_WHAT YOU SHOULD DO_
Please give the number of lines in the listing that include the word "name", with no other words.

_MATERIAL FOR THIS EXERCISE_
________
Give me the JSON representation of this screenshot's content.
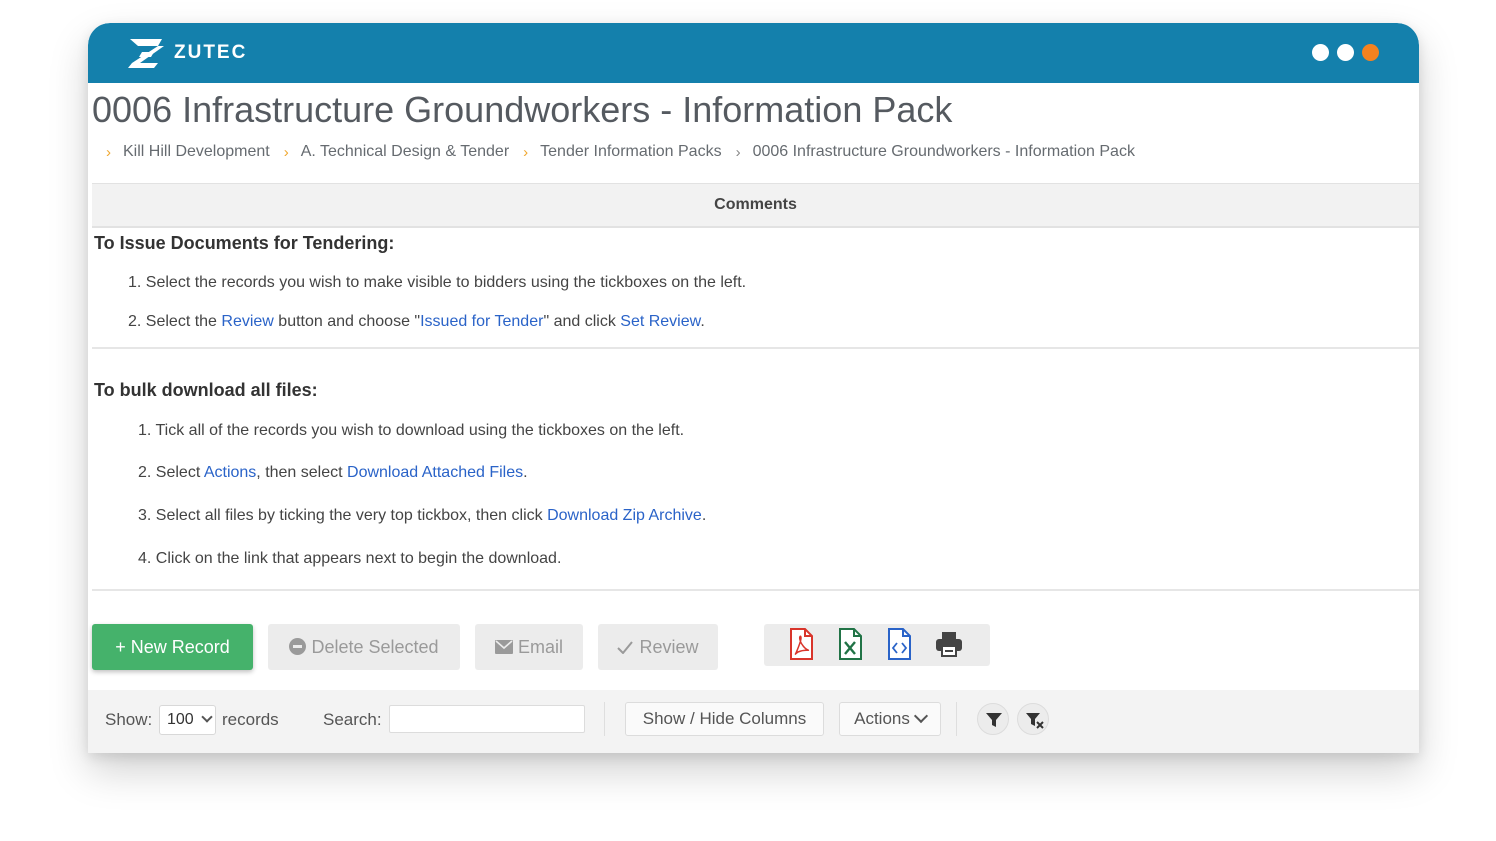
{
  "brand": {
    "name": "ZUTEC",
    "primary_color": "#1480ac",
    "accent_color": "#f5821f"
  },
  "page": {
    "title": "0006 Infrastructure Groundworkers - Information Pack"
  },
  "breadcrumb": [
    "Kill Hill Development",
    "A. Technical Design & Tender",
    "Tender Information Packs",
    "0006 Infrastructure Groundworkers - Information Pack"
  ],
  "comments": {
    "header": "Comments",
    "tendering": {
      "title": "To Issue Documents for Tendering:",
      "step1": "1. Select the records you wish to make visible to bidders using the tickboxes on the left.",
      "step2_pre": "2. Select the ",
      "step2_link1": "Review",
      "step2_mid1": " button and choose \"",
      "step2_link2": "Issued for Tender",
      "step2_mid2": "\" and click ",
      "step2_link3": "Set Review",
      "step2_end": "."
    },
    "bulk": {
      "title": "To bulk download all files:",
      "step1": "1. Tick all of the records you wish to download using the tickboxes on the left.",
      "step2_pre": "2. Select ",
      "step2_link1": "Actions",
      "step2_mid": ", then select ",
      "step2_link2": "Download Attached Files",
      "step2_end": ".",
      "step3_pre": "3. Select all files by ticking the very top tickbox, then click ",
      "step3_link": "Download Zip Archive",
      "step3_end": ".",
      "step4": "4. Click on the link that appears next to begin the download."
    }
  },
  "actions": {
    "new_record": "+ New Record",
    "delete_selected": "Delete Selected",
    "email": "Email",
    "review": "Review",
    "export_icons": [
      "pdf-icon",
      "excel-icon",
      "code-file-icon",
      "print-icon"
    ]
  },
  "toolbar": {
    "show_label": "Show:",
    "show_value": "100",
    "records_label": "records",
    "search_label": "Search:",
    "search_value": "",
    "show_hide_columns": "Show / Hide Columns",
    "actions_label": "Actions"
  }
}
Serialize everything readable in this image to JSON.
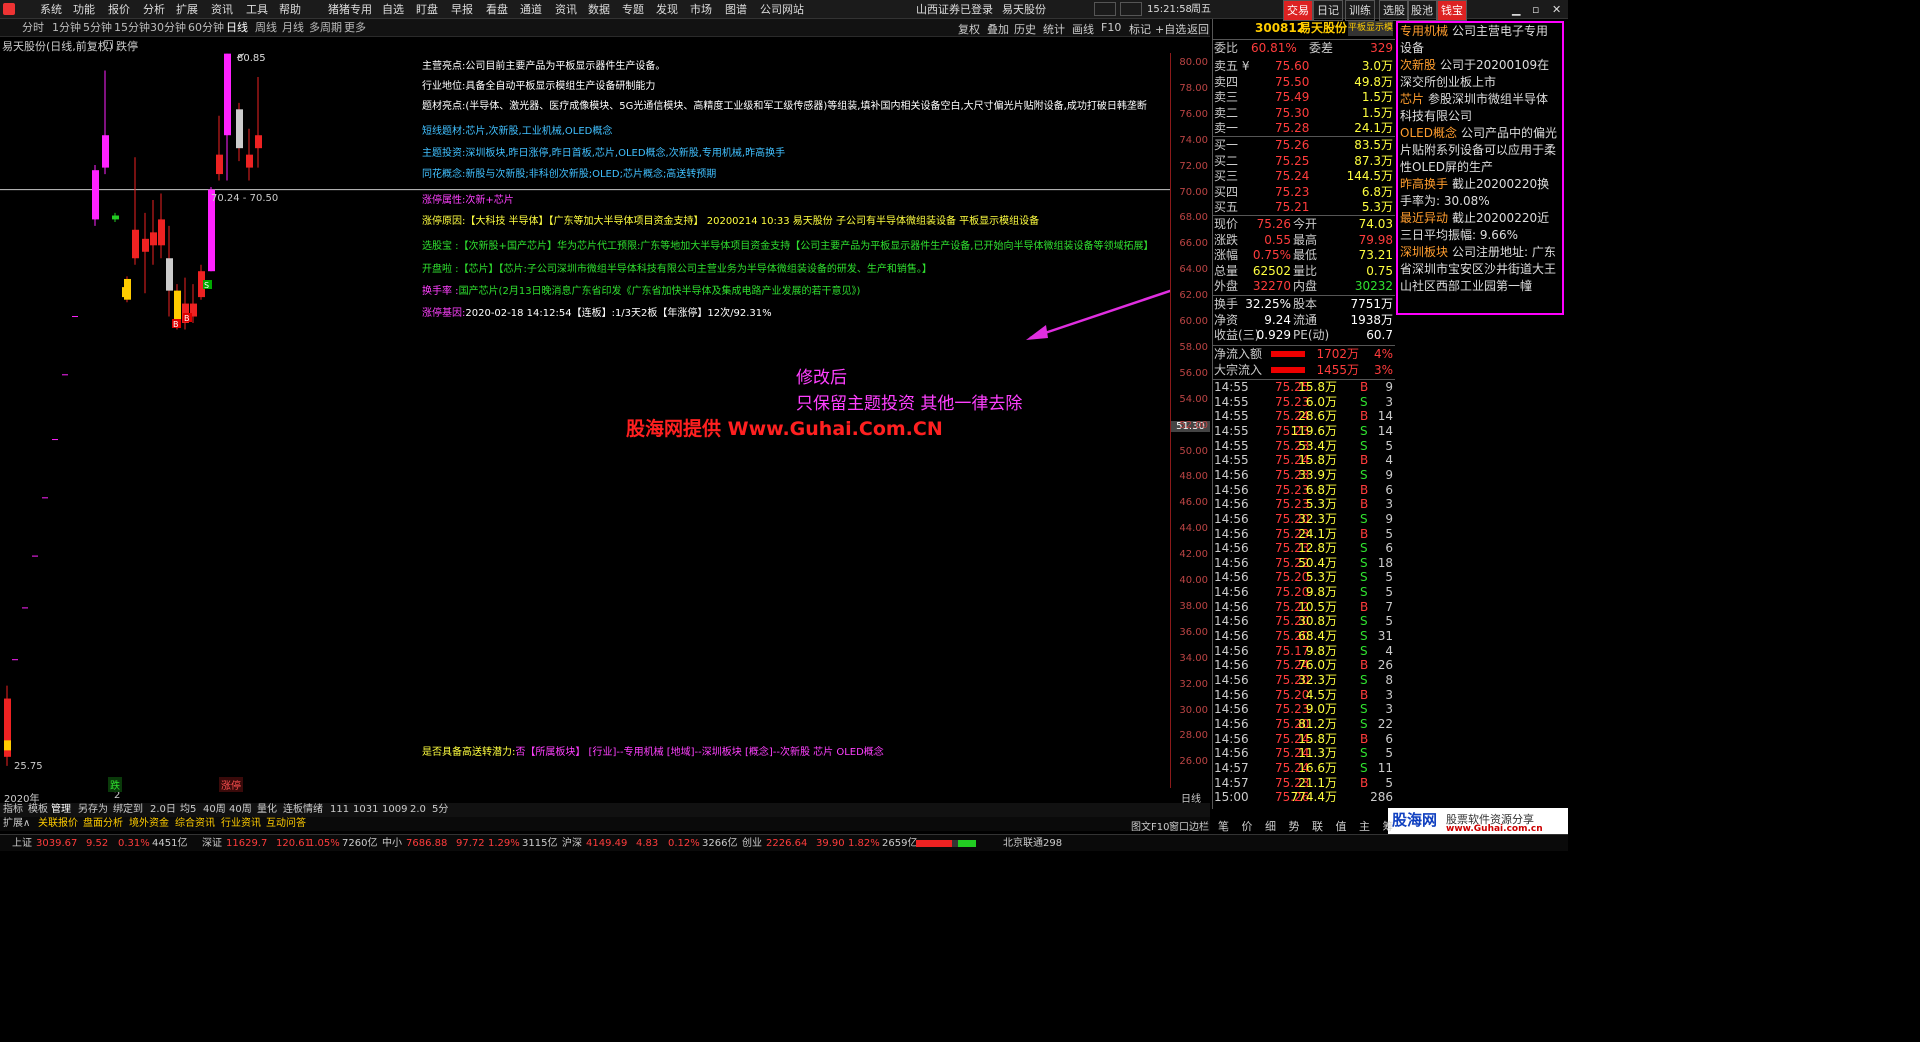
{
  "menu": {
    "items": [
      "系统",
      "功能",
      "报价",
      "分析",
      "扩展",
      "资讯",
      "工具",
      "帮助",
      "猪猪专用",
      "自选",
      "盯盘",
      "早报",
      "看盘",
      "通道",
      "资讯",
      "数据",
      "专题",
      "发现",
      "市场",
      "图谱",
      "公司网站"
    ],
    "broker": "山西证券已登录",
    "stock": "易天股份",
    "time": "15:21:58",
    "weekday": "周五",
    "right_tabs": [
      "交易",
      "日记",
      "训练",
      "选股",
      "股池",
      "钱宝"
    ]
  },
  "timeframes": [
    "分时",
    "1分钟",
    "5分钟",
    "15分钟",
    "30分钟",
    "60分钟",
    "日线",
    "周线",
    "月线",
    "多周期",
    "更多"
  ],
  "toolbar": [
    "复权",
    "叠加",
    "历史",
    "统计",
    "画线",
    "F10",
    "标记",
    "+自选",
    "返回"
  ],
  "title": {
    "name": "易天股份(日线,前复权)",
    "indicator": "跌停"
  },
  "chart": {
    "high_label": "80.85",
    "low_label": "25.75",
    "range_label": "70.24 - 70.50",
    "crosshair_price": "51.30",
    "year_label": "2020年",
    "month_label": "2",
    "y_ticks": [
      "80.00",
      "78.00",
      "76.00",
      "74.00",
      "72.00",
      "70.00",
      "68.00",
      "66.00",
      "64.00",
      "62.00",
      "60.00",
      "58.00",
      "56.00",
      "54.00",
      "52.00",
      "50.00",
      "48.00",
      "46.00",
      "44.00",
      "42.00",
      "40.00",
      "38.00",
      "36.00",
      "34.00",
      "32.00",
      "30.00",
      "28.00",
      "26.00"
    ],
    "marker_up": "B",
    "marker_down": "S",
    "bottom_tags": [
      "跌",
      "涨停"
    ]
  },
  "info": {
    "main_business": {
      "label": "主营亮点:",
      "text": "公司目前主要产品为平板显示器件生产设备。"
    },
    "industry": {
      "label": "行业地位:",
      "text": "具备全自动平板显示模组生产设备研制能力"
    },
    "theme": {
      "label": "题材亮点:",
      "text": "(半导体、激光器、医疗成像模块、5G光通信模块、高精度工业级和军工级传感器)等组装,填补国内相关设备空白,大尺寸偏光片贴附设备,成功打破日韩垄断"
    },
    "short_line": {
      "label": "短线题材:",
      "text": "芯片,次新股,工业机械,OLED概念"
    },
    "theme_invest": {
      "label": "主题投资:",
      "text": "深圳板块,昨日涨停,昨日首板,芯片,OLED概念,次新股,专用机械,昨高换手"
    },
    "ths_concept": {
      "label": "同花概念:",
      "text": "新股与次新股;非科创次新股;OLED;芯片概念;高送转预期"
    },
    "limit_attr": {
      "label": "涨停属性:",
      "text": "次新+芯片"
    },
    "limit_reason": {
      "label": "涨停原因:",
      "text": "【大科技 半导体】【广东等加大半导体项目资金支持】 20200214 10:33 易天股份 子公司有半导体微组装设备 平板显示模组设备"
    },
    "pick_treasure": {
      "label": "选股宝 :",
      "text": "【次新股+国产芯片】华为芯片代工预限:广东等地加大半导体项目资金支持【公司主要产品为平板显示器件生产设备,已开始向半导体微组装设备等领域拓展】"
    },
    "kpl": {
      "label": "开盘啦 :",
      "text": "【芯片】【芯片:子公司深圳市微组半导体科技有限公司主营业务为半导体微组装设备的研发、生产和销售。】"
    },
    "turnover_hand": {
      "label": "换手率 :",
      "text": "国产芯片(2月13日晚消息广东省印发《广东省加快半导体及集成电路产业发展的若干意见》)"
    },
    "limit_gene": {
      "label": "涨停基因:",
      "text": "2020-02-18 14:12:54【连板】:1/3天2板【年涨停】12次/92.31%"
    },
    "high_send": {
      "label": "是否具备高送转潜力:",
      "text": "否【所属板块】 [行业]--专用机械 [地域]--深圳板块 [概念]--次新股 芯片 OLED概念"
    }
  },
  "annotation": {
    "line1": "修改后",
    "line2": "只保留主题投资  其他一律去除",
    "watermark": "股海网提供 Www.Guhai.Com.CN"
  },
  "quote": {
    "code": "300812",
    "name": "易天股份",
    "header_tag": "平板显示模",
    "weibi": {
      "label": "委比",
      "value": "60.81%",
      "label2": "委差",
      "value2": "329"
    },
    "asks": [
      {
        "label": "卖五 ¥",
        "price": "75.60",
        "vol": "3.0万"
      },
      {
        "label": "卖四",
        "price": "75.50",
        "vol": "49.8万"
      },
      {
        "label": "卖三",
        "price": "75.49",
        "vol": "1.5万"
      },
      {
        "label": "卖二",
        "price": "75.30",
        "vol": "1.5万"
      },
      {
        "label": "卖一",
        "price": "75.28",
        "vol": "24.1万"
      }
    ],
    "bids": [
      {
        "label": "买一",
        "price": "75.26",
        "vol": "83.5万"
      },
      {
        "label": "买二",
        "price": "75.25",
        "vol": "87.3万"
      },
      {
        "label": "买三",
        "price": "75.24",
        "vol": "144.5万"
      },
      {
        "label": "买四",
        "price": "75.23",
        "vol": "6.8万"
      },
      {
        "label": "买五",
        "price": "75.21",
        "vol": "5.3万"
      }
    ],
    "stats": [
      {
        "l1": "现价",
        "v1": "75.26",
        "l2": "今开",
        "v2": "74.03"
      },
      {
        "l1": "涨跌",
        "v1": "0.55",
        "l2": "最高",
        "v2": "79.98"
      },
      {
        "l1": "涨幅",
        "v1": "0.75%",
        "l2": "最低",
        "v2": "73.21"
      },
      {
        "l1": "总量",
        "v1": "62502",
        "l2": "量比",
        "v2": "0.75"
      },
      {
        "l1": "外盘",
        "v1": "32270",
        "l2": "内盘",
        "v2": "30232"
      }
    ],
    "stats2": [
      {
        "l1": "换手",
        "v1": "32.25%",
        "l2": "股本",
        "v2": "7751万"
      },
      {
        "l1": "净资",
        "v1": "9.24",
        "l2": "流通",
        "v2": "1938万"
      },
      {
        "l1": "收益(三)",
        "v1": "0.929",
        "l2": "PE(动)",
        "v2": "60.7"
      }
    ],
    "flows": [
      {
        "label": "净流入额",
        "value": "1702万",
        "pct": "4%"
      },
      {
        "label": "大宗流入",
        "value": "1455万",
        "pct": "3%"
      }
    ],
    "ticks": [
      [
        "14:55",
        "75.25",
        "15.8万",
        "B",
        "9"
      ],
      [
        "14:55",
        "75.23",
        "6.0万",
        "S",
        "3"
      ],
      [
        "14:55",
        "75.24",
        "28.6万",
        "B",
        "14"
      ],
      [
        "14:55",
        "75.23",
        "119.6万",
        "S",
        "14"
      ],
      [
        "14:55",
        "75.23",
        "53.4万",
        "S",
        "5"
      ],
      [
        "14:55",
        "75.24",
        "15.8万",
        "B",
        "4"
      ],
      [
        "14:56",
        "75.23",
        "33.9万",
        "S",
        "9"
      ],
      [
        "14:56",
        "75.23",
        "6.8万",
        "B",
        "6"
      ],
      [
        "14:56",
        "75.23",
        "5.3万",
        "B",
        "3"
      ],
      [
        "14:56",
        "75.20",
        "32.3万",
        "S",
        "9"
      ],
      [
        "14:56",
        "75.23",
        "24.1万",
        "B",
        "5"
      ],
      [
        "14:56",
        "75.23",
        "12.8万",
        "S",
        "6"
      ],
      [
        "14:56",
        "75.22",
        "50.4万",
        "S",
        "18"
      ],
      [
        "14:56",
        "75.20",
        "5.3万",
        "S",
        "5"
      ],
      [
        "14:56",
        "75.20",
        "9.8万",
        "S",
        "5"
      ],
      [
        "14:56",
        "75.22",
        "10.5万",
        "B",
        "7"
      ],
      [
        "14:56",
        "75.20",
        "30.8万",
        "S",
        "5"
      ],
      [
        "14:56",
        "75.20",
        "68.4万",
        "S",
        "31"
      ],
      [
        "14:56",
        "75.17",
        "9.8万",
        "S",
        "4"
      ],
      [
        "14:56",
        "75.24",
        "76.0万",
        "B",
        "26"
      ],
      [
        "14:56",
        "75.20",
        "32.3万",
        "S",
        "8"
      ],
      [
        "14:56",
        "75.20",
        "4.5万",
        "B",
        "3"
      ],
      [
        "14:56",
        "75.23",
        "9.0万",
        "S",
        "3"
      ],
      [
        "14:56",
        "75.20",
        "81.2万",
        "S",
        "22"
      ],
      [
        "14:56",
        "75.24",
        "15.8万",
        "B",
        "6"
      ],
      [
        "14:56",
        "75.24",
        "11.3万",
        "S",
        "5"
      ],
      [
        "14:57",
        "75.24",
        "16.6万",
        "S",
        "11"
      ],
      [
        "14:57",
        "75.23",
        "21.1万",
        "B",
        "5"
      ],
      [
        "15:00",
        "75.26",
        "774.4万",
        "",
        "286"
      ]
    ]
  },
  "f10": [
    {
      "title": "专用机械",
      "text": "公司主营电子专用设备"
    },
    {
      "title": "次新股",
      "text": "公司于20200109在深交所创业板上市"
    },
    {
      "title": "芯片",
      "text": "参股深圳市微组半导体科技有限公司"
    },
    {
      "title": "OLED概念",
      "text": "公司产品中的偏光片贴附系列设备可以应用于柔性OLED屏的生产"
    },
    {
      "title": "昨高换手",
      "text": "截止20200220换手率为: 30.08%"
    },
    {
      "title": "最近异动",
      "text": "截止20200220近三日平均振幅: 9.66%"
    },
    {
      "title": "深圳板块",
      "text": "公司注册地址: 广东省深圳市宝安区沙井街道大王山社区西部工业园第一幢"
    }
  ],
  "tabs1": [
    "指标",
    "模板",
    "管理",
    "另存为",
    "绑定到",
    "2.0日",
    "均5",
    "40周",
    "40周",
    "量化",
    "连板情绪",
    "111",
    "1031",
    "1009",
    "2.0",
    "5分"
  ],
  "tabs2": [
    "扩展∧",
    "关联报价",
    "盘面分析",
    "境外资金",
    "综合资讯",
    "行业资讯",
    "互动问答"
  ],
  "period_label": "日线",
  "f10_toggle": [
    "图文F10",
    "窗口边栏"
  ],
  "right_bottom_tabs": [
    "笔",
    "价",
    "细",
    "势",
    "联",
    "值",
    "主",
    "筹"
  ],
  "status": {
    "sh": {
      "name": "上证",
      "idx": "3039.67",
      "chg": "9.52",
      "pct": "0.31%",
      "amt": "4451亿"
    },
    "sz": {
      "name": "深证",
      "idx": "11629.7",
      "chg": "120.61",
      "pct": "1.05%",
      "amt": "7260亿"
    },
    "zx": {
      "name": "中小",
      "idx": "7686.88",
      "chg": "97.72",
      "pct": "1.29%",
      "amt": "3115亿"
    },
    "hs": {
      "name": "沪深",
      "idx": "4149.49",
      "chg": "4.83",
      "pct": "0.12%",
      "amt": "3266亿"
    },
    "cy": {
      "name": "创业",
      "idx": "2226.64",
      "chg": "39.90",
      "pct": "1.82%",
      "amt": "2659亿"
    },
    "conn": "北京联通298"
  },
  "brand": {
    "name": "股海网",
    "sub": "股票软件资源分享",
    "url": "www.Guhai.com.cn"
  }
}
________
_RESULT FOR THIS TASK_
9